(Exercise inputs)
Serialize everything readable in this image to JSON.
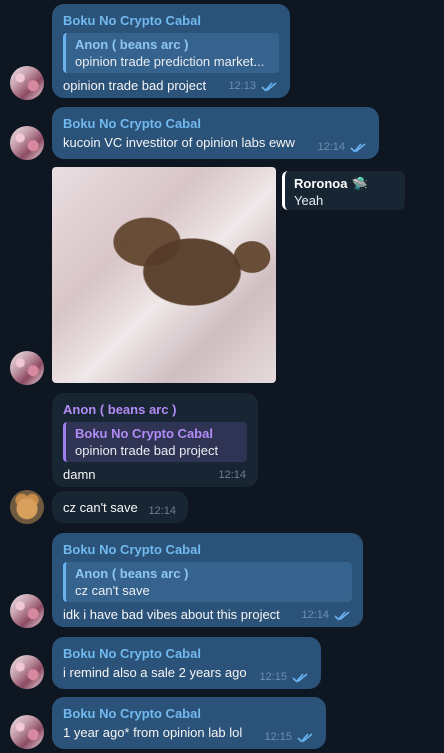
{
  "messages": {
    "m1": {
      "sender": "Boku No Crypto Cabal",
      "reply_name": "Anon ( beans arc )",
      "reply_text": "opinion trade prediction market...",
      "text": "opinion trade bad project",
      "time": "12:13"
    },
    "m2": {
      "sender": "Boku No Crypto Cabal",
      "text": "kucoin VC investitor of opinion labs eww",
      "time": "12:14"
    },
    "m3": {
      "reply_name": "Roronoa",
      "reply_emoji": "🛸",
      "reply_text": "Yeah"
    },
    "m4": {
      "sender": "Anon ( beans arc )",
      "reply_name": "Boku No Crypto Cabal",
      "reply_text": "opinion trade bad project",
      "text": "damn",
      "time": "12:14"
    },
    "m5": {
      "text": "cz can't save",
      "time": "12:14"
    },
    "m6": {
      "sender": "Boku No Crypto Cabal",
      "reply_name": "Anon ( beans arc )",
      "reply_text": "cz can't save",
      "text": "idk i have bad vibes about this project",
      "time": "12:14"
    },
    "m7": {
      "sender": "Boku No Crypto Cabal",
      "text": "i remind also a sale 2 years ago",
      "time": "12:15"
    },
    "m8": {
      "sender": "Boku No Crypto Cabal",
      "text": "1 year ago* from opinion lab lol",
      "time": "12:15"
    }
  },
  "colors": {
    "background": "#0e1621",
    "outgoing_bubble": "#2b5278",
    "incoming_bubble": "#182533",
    "sender_cyan": "#71b9ef",
    "sender_purple": "#b28cf6"
  }
}
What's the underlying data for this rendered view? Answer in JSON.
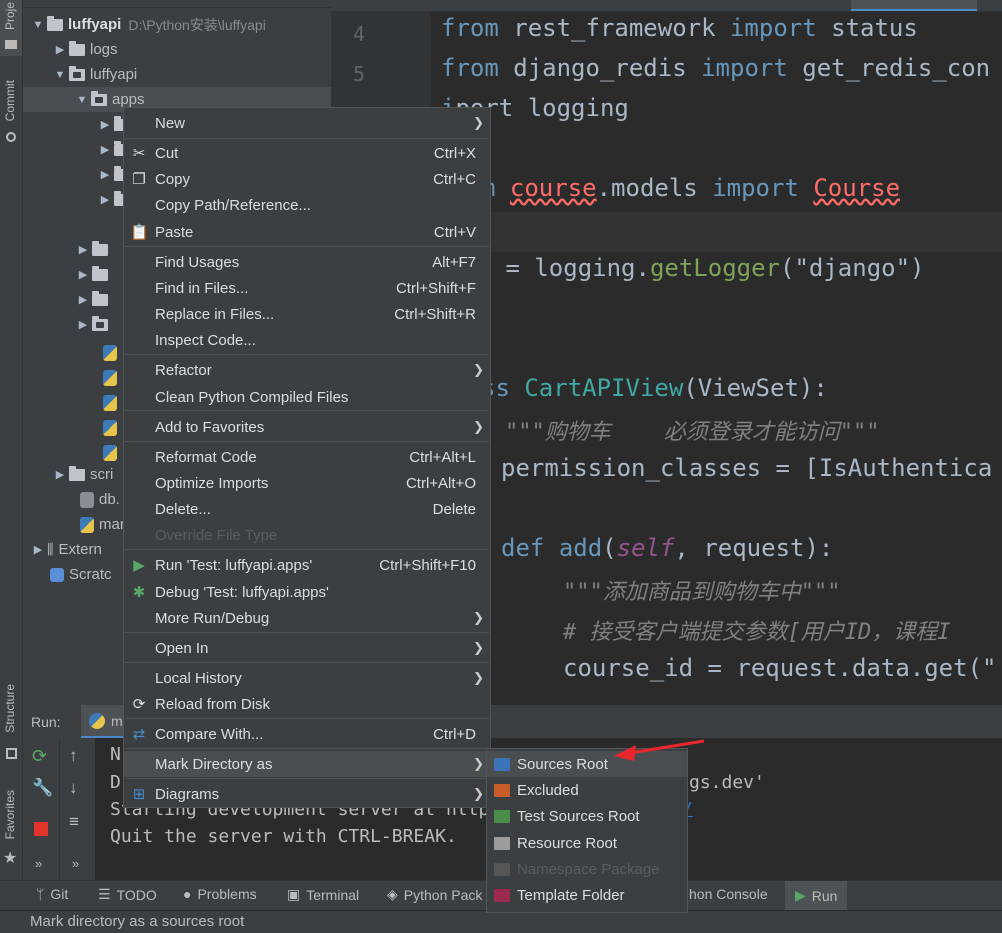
{
  "left_strip": {
    "project_label": "Proje",
    "commit_label": "Commit",
    "structure_label": "Structure",
    "favorites_label": "Favorites"
  },
  "project_tree": {
    "root": {
      "name": "luffyapi",
      "path": "D:\\Python安装\\luffyapi"
    },
    "items": [
      {
        "name": "logs"
      },
      {
        "name": "luffyapi"
      },
      {
        "name": "apps"
      },
      {
        "name": "scri"
      },
      {
        "name": "db."
      },
      {
        "name": "mar"
      },
      {
        "name": "Extern"
      },
      {
        "name": "Scratc"
      }
    ]
  },
  "editor": {
    "line_numbers": [
      "4",
      "5"
    ],
    "lines": [
      [
        "from",
        " rest_framework ",
        "import",
        " status"
      ],
      [
        "from",
        " django_redis ",
        "import",
        " get_redis_con"
      ],
      [
        "i",
        "port logging"
      ],
      [
        "m ",
        "course",
        ".models ",
        "import",
        " ",
        "Course"
      ],
      [
        " = logging.",
        "getLogger",
        "(",
        "\"django\"",
        ")"
      ],
      [
        "ss ",
        "CartAPIView",
        "(ViewSet):"
      ],
      [
        "\"\"\"购物车    必须登录才能访问\"\"\""
      ],
      [
        "permission_classes = [IsAuthentica"
      ],
      [
        "def",
        " ",
        "add",
        "(",
        "self",
        ", request):"
      ],
      [
        "\"\"\"添加商品到购物车中\"\"\""
      ],
      [
        "# 接受客户端提交参数[用户ID，课程I"
      ],
      [
        "course_id = request.data.get(\""
      ]
    ]
  },
  "run_panel": {
    "label": "Run:",
    "tab": "ma",
    "output": [
      "N",
      "D",
      "Starting development server at http",
      "Quit the server with CTRL-BREAK."
    ],
    "output_tail": "gs.dev'",
    "link_tail": "/"
  },
  "context_menu": {
    "items": [
      {
        "label": "New",
        "shortcut": "",
        "submenu": true
      },
      {
        "label": "Cut",
        "shortcut": "Ctrl+X",
        "icon": "scissors-icon"
      },
      {
        "label": "Copy",
        "shortcut": "Ctrl+C",
        "icon": "copy-icon"
      },
      {
        "label": "Copy Path/Reference...",
        "shortcut": ""
      },
      {
        "label": "Paste",
        "shortcut": "Ctrl+V",
        "icon": "clipboard-icon"
      },
      {
        "label": "Find Usages",
        "shortcut": "Alt+F7"
      },
      {
        "label": "Find in Files...",
        "shortcut": "Ctrl+Shift+F"
      },
      {
        "label": "Replace in Files...",
        "shortcut": "Ctrl+Shift+R"
      },
      {
        "label": "Inspect Code...",
        "shortcut": ""
      },
      {
        "label": "Refactor",
        "shortcut": "",
        "submenu": true
      },
      {
        "label": "Clean Python Compiled Files",
        "shortcut": ""
      },
      {
        "label": "Add to Favorites",
        "shortcut": "",
        "submenu": true
      },
      {
        "label": "Reformat Code",
        "shortcut": "Ctrl+Alt+L"
      },
      {
        "label": "Optimize Imports",
        "shortcut": "Ctrl+Alt+O"
      },
      {
        "label": "Delete...",
        "shortcut": "Delete"
      },
      {
        "label": "Override File Type",
        "shortcut": "",
        "disabled": true
      },
      {
        "label": "Run 'Test: luffyapi.apps'",
        "shortcut": "Ctrl+Shift+F10",
        "icon": "run-icon"
      },
      {
        "label": "Debug 'Test: luffyapi.apps'",
        "shortcut": "",
        "icon": "debug-icon"
      },
      {
        "label": "More Run/Debug",
        "shortcut": "",
        "submenu": true
      },
      {
        "label": "Open In",
        "shortcut": "",
        "submenu": true
      },
      {
        "label": "Local History",
        "shortcut": "",
        "submenu": true
      },
      {
        "label": "Reload from Disk",
        "shortcut": "",
        "icon": "reload-icon"
      },
      {
        "label": "Compare With...",
        "shortcut": "Ctrl+D",
        "icon": "compare-icon"
      },
      {
        "label": "Mark Directory as",
        "shortcut": "",
        "submenu": true,
        "highlighted": true
      },
      {
        "label": "Diagrams",
        "shortcut": "",
        "submenu": true,
        "icon": "diagram-icon"
      }
    ]
  },
  "submenu": {
    "items": [
      {
        "label": "Sources Root",
        "color": "#3a73b8",
        "highlighted": true
      },
      {
        "label": "Excluded",
        "color": "#c75e2a"
      },
      {
        "label": "Test Sources Root",
        "color": "#4a8c4a"
      },
      {
        "label": "Resource Root",
        "color": "#9c9c9c"
      },
      {
        "label": "Namespace Package",
        "color": "#555555",
        "disabled": true
      },
      {
        "label": "Template Folder",
        "color": "#9c2a4e"
      }
    ]
  },
  "bottom_bar": {
    "tools": [
      "Git",
      "TODO",
      "Problems",
      "Terminal",
      "Python Pack",
      "hon Console",
      "Run"
    ]
  },
  "status_bar": {
    "text": "Mark directory as a sources root"
  },
  "colors": {
    "annotation_arrow": "#e8262b"
  }
}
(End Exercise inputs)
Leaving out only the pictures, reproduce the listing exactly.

Serialize everything readable in this image to JSON.
{
  "messages": {
    "m1": {
      "sender": "Boku No Crypto Cabal",
      "reply_name": "Anon ( beans arc )",
      "reply_text": "opinion trade prediction market...",
      "text": "opinion trade bad project",
      "time": "12:13"
    },
    "m2": {
      "sender": "Boku No Crypto Cabal",
      "text": "kucoin VC investitor of opinion labs eww",
      "time": "12:14"
    },
    "m3": {
      "reply_name": "Roronoa",
      "reply_emoji": "🛸",
      "reply_text": "Yeah"
    },
    "m4": {
      "sender": "Anon ( beans arc )",
      "reply_name": "Boku No Crypto Cabal",
      "reply_text": "opinion trade bad project",
      "text": "damn",
      "time": "12:14"
    },
    "m5": {
      "text": "cz can't save",
      "time": "12:14"
    },
    "m6": {
      "sender": "Boku No Crypto Cabal",
      "reply_name": "Anon ( beans arc )",
      "reply_text": "cz can't save",
      "text": "idk i have bad vibes about this project",
      "time": "12:14"
    },
    "m7": {
      "sender": "Boku No Crypto Cabal",
      "text": "i remind also a sale 2 years ago",
      "time": "12:15"
    },
    "m8": {
      "sender": "Boku No Crypto Cabal",
      "text": "1 year ago* from opinion lab lol",
      "time": "12:15"
    }
  },
  "colors": {
    "background": "#0e1621",
    "outgoing_bubble": "#2b5278",
    "incoming_bubble": "#182533",
    "sender_cyan": "#71b9ef",
    "sender_purple": "#b28cf6"
  }
}
What's the underlying data for this rendered view? Answer in JSON.
{
  "left_strip": {
    "project_label": "Proje",
    "commit_label": "Commit",
    "structure_label": "Structure",
    "favorites_label": "Favorites"
  },
  "project_tree": {
    "root": {
      "name": "luffyapi",
      "path": "D:\\Python安装\\luffyapi"
    },
    "items": [
      {
        "name": "logs"
      },
      {
        "name": "luffyapi"
      },
      {
        "name": "apps"
      },
      {
        "name": "scri"
      },
      {
        "name": "db."
      },
      {
        "name": "mar"
      },
      {
        "name": "Extern"
      },
      {
        "name": "Scratc"
      }
    ]
  },
  "editor": {
    "line_numbers": [
      "4",
      "5"
    ],
    "lines": [
      [
        "from",
        " rest_framework ",
        "import",
        " status"
      ],
      [
        "from",
        " django_redis ",
        "import",
        " get_redis_con"
      ],
      [
        "i",
        "port logging"
      ],
      [
        "m ",
        "course",
        ".models ",
        "import",
        " ",
        "Course"
      ],
      [
        " = logging.",
        "getLogger",
        "(",
        "\"django\"",
        ")"
      ],
      [
        "ss ",
        "CartAPIView",
        "(ViewSet):"
      ],
      [
        "\"\"\"购物车    必须登录才能访问\"\"\""
      ],
      [
        "permission_classes = [IsAuthentica"
      ],
      [
        "def",
        " ",
        "add",
        "(",
        "self",
        ", request):"
      ],
      [
        "\"\"\"添加商品到购物车中\"\"\""
      ],
      [
        "# 接受客户端提交参数[用户ID，课程I"
      ],
      [
        "course_id = request.data.get(\""
      ]
    ]
  },
  "run_panel": {
    "label": "Run:",
    "tab": "ma",
    "output": [
      "N",
      "D",
      "Starting development server at http",
      "Quit the server with CTRL-BREAK."
    ],
    "output_tail": "gs.dev'",
    "link_tail": "/"
  },
  "context_menu": {
    "items": [
      {
        "label": "New",
        "shortcut": "",
        "submenu": true
      },
      {
        "label": "Cut",
        "shortcut": "Ctrl+X",
        "icon": "scissors-icon"
      },
      {
        "label": "Copy",
        "shortcut": "Ctrl+C",
        "icon": "copy-icon"
      },
      {
        "label": "Copy Path/Reference...",
        "shortcut": ""
      },
      {
        "label": "Paste",
        "shortcut": "Ctrl+V",
        "icon": "clipboard-icon"
      },
      {
        "label": "Find Usages",
        "shortcut": "Alt+F7"
      },
      {
        "label": "Find in Files...",
        "shortcut": "Ctrl+Shift+F"
      },
      {
        "label": "Replace in Files...",
        "shortcut": "Ctrl+Shift+R"
      },
      {
        "label": "Inspect Code...",
        "shortcut": ""
      },
      {
        "label": "Refactor",
        "shortcut": "",
        "submenu": true
      },
      {
        "label": "Clean Python Compiled Files",
        "shortcut": ""
      },
      {
        "label": "Add to Favorites",
        "shortcut": "",
        "submenu": true
      },
      {
        "label": "Reformat Code",
        "shortcut": "Ctrl+Alt+L"
      },
      {
        "label": "Optimize Imports",
        "shortcut": "Ctrl+Alt+O"
      },
      {
        "label": "Delete...",
        "shortcut": "Delete"
      },
      {
        "label": "Override File Type",
        "shortcut": "",
        "disabled": true
      },
      {
        "label": "Run 'Test: luffyapi.apps'",
        "shortcut": "Ctrl+Shift+F10",
        "icon": "run-icon"
      },
      {
        "label": "Debug 'Test: luffyapi.apps'",
        "shortcut": "",
        "icon": "debug-icon"
      },
      {
        "label": "More Run/Debug",
        "shortcut": "",
        "submenu": true
      },
      {
        "label": "Open In",
        "shortcut": "",
        "submenu": true
      },
      {
        "label": "Local History",
        "shortcut": "",
        "submenu": true
      },
      {
        "label": "Reload from Disk",
        "shortcut": "",
        "icon": "reload-icon"
      },
      {
        "label": "Compare With...",
        "shortcut": "Ctrl+D",
        "icon": "compare-icon"
      },
      {
        "label": "Mark Directory as",
        "shortcut": "",
        "submenu": true,
        "highlighted": true
      },
      {
        "label": "Diagrams",
        "shortcut": "",
        "submenu": true,
        "icon": "diagram-icon"
      }
    ]
  },
  "submenu": {
    "items": [
      {
        "label": "Sources Root",
        "color": "#3a73b8",
        "highlighted": true
      },
      {
        "label": "Excluded",
        "color": "#c75e2a"
      },
      {
        "label": "Test Sources Root",
        "color": "#4a8c4a"
      },
      {
        "label": "Resource Root",
        "color": "#9c9c9c"
      },
      {
        "label": "Namespace Package",
        "color": "#555555",
        "disabled": true
      },
      {
        "label": "Template Folder",
        "color": "#9c2a4e"
      }
    ]
  },
  "bottom_bar": {
    "tools": [
      "Git",
      "TODO",
      "Problems",
      "Terminal",
      "Python Pack",
      "hon Console",
      "Run"
    ]
  },
  "status_bar": {
    "text": "Mark directory as a sources root"
  },
  "colors": {
    "annotation_arrow": "#e8262b"
  }
}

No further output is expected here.